Found throughout Atlantic Canada as well as Quebec and Ontario, winterberry is popular with gardeners for its similarities to English holly, namely its bright red berries and glossy green leaves. One difference is its lack of the prickles on the leaves of its cousin from across the pond.
Ilex verticillata typically grows to three or four metres tall, although there are varieties that reach varying heights and widths. It can sucker and spread to form thickets, but if pruned, it could grow as a single tree or shrub.
Ilex’s leaves are widest above the middle with a pointed tip with fine teeth along the edges. Flowers are small and white and either male or female, with only one flower type per plant. The flowers typically bloom in the spring, but southern variations of this plant are said to bloom a bit later.
Aboriginal peoples traditionally used parts of Ilex verticillata as treatment for fever and skin problems. Today, florists often feature it in holiday arrangements, while those who enjoy winter crafts use it for wreaths and window boxes.
Many wild animals depend on winterberry’s fruit to survive Canadian winters, including early spring arrivals that have to wait a few more weeks before warm weather and other food presents itself. Birds such as robins, cardinals, grouse, bluebirds, thrushes, waxwings, white-throated sparrows, northern flickers and grey catbirds feast on winterberries. Sometimes even a black bear or white-tailed deer will nibble on them.

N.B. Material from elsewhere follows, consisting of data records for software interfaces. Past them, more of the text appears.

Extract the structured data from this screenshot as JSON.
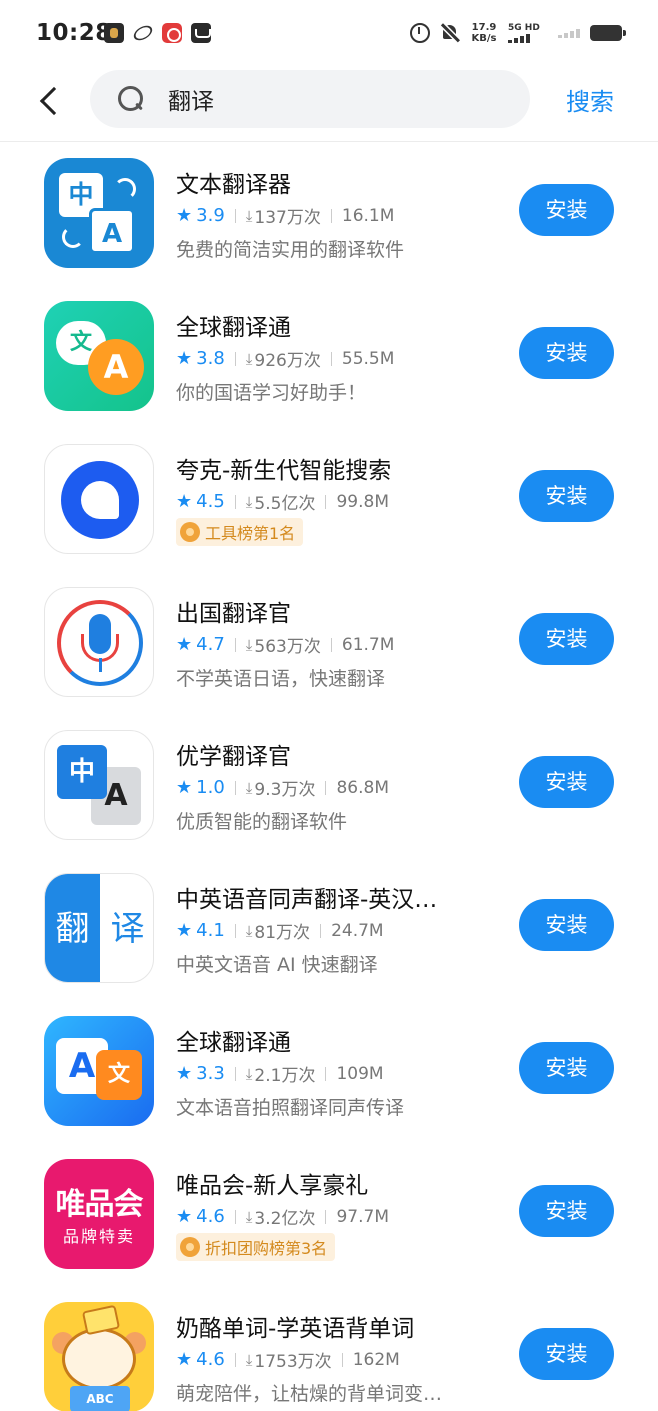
{
  "status_bar": {
    "time": "10:28",
    "speed_value": "17.9",
    "speed_unit": "KB/s",
    "network": "5G HD"
  },
  "search": {
    "query": "翻译",
    "button_label": "搜索"
  },
  "install_label": "安装",
  "apps": [
    {
      "name": "文本翻译器",
      "rating": "3.9",
      "downloads": "137万次",
      "size": "16.1M",
      "desc": "免费的简洁实用的翻译软件",
      "icon": "wenben-translator-icon"
    },
    {
      "name": "全球翻译通",
      "rating": "3.8",
      "downloads": "926万次",
      "size": "55.5M",
      "desc": "你的国语学习好助手！",
      "icon": "quanqiu-translator-icon"
    },
    {
      "name": "夸克-新生代智能搜索",
      "rating": "4.5",
      "downloads": "5.5亿次",
      "size": "99.8M",
      "badge": "工具榜第1名",
      "icon": "quark-icon"
    },
    {
      "name": "出国翻译官",
      "rating": "4.7",
      "downloads": "563万次",
      "size": "61.7M",
      "desc": "不学英语日语，快速翻译",
      "icon": "chuguo-translator-icon"
    },
    {
      "name": "优学翻译官",
      "rating": "1.0",
      "downloads": "9.3万次",
      "size": "86.8M",
      "desc": "优质智能的翻译软件",
      "icon": "youxue-translator-icon"
    },
    {
      "name": "中英语音同声翻译-英汉…",
      "rating": "4.1",
      "downloads": "81万次",
      "size": "24.7M",
      "desc": "中英文语音 AI 快速翻译",
      "icon": "zhongying-translator-icon"
    },
    {
      "name": "全球翻译通",
      "rating": "3.3",
      "downloads": "2.1万次",
      "size": "109M",
      "desc": "文本语音拍照翻译同声传译",
      "icon": "quanqiu-blue-translator-icon"
    },
    {
      "name": "唯品会-新人享豪礼",
      "rating": "4.6",
      "downloads": "3.2亿次",
      "size": "97.7M",
      "badge": "折扣团购榜第3名",
      "icon": "vipshop-icon"
    },
    {
      "name": "奶酪单词-学英语背单词",
      "rating": "4.6",
      "downloads": "1753万次",
      "size": "162M",
      "desc": "萌宠陪伴，让枯燥的背单词变…",
      "icon": "naolao-words-icon"
    }
  ],
  "icon_text": {
    "wenben_zh": "中",
    "wenben_a": "A",
    "quanqiu_wen": "文",
    "quanqiu_a": "A",
    "youxue_zh": "中",
    "youxue_a": "A",
    "zhongying_l": "翻",
    "zhongying_r": "译",
    "quanqiu2_a": "A",
    "quanqiu2_wen": "文",
    "weipin_t1": "唯品会",
    "weipin_t2": "品牌特卖",
    "naolao_book": "ABC"
  }
}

Beneficial insects like native bees and flies also go to winterberry flowers for food and pollinate the plants in return.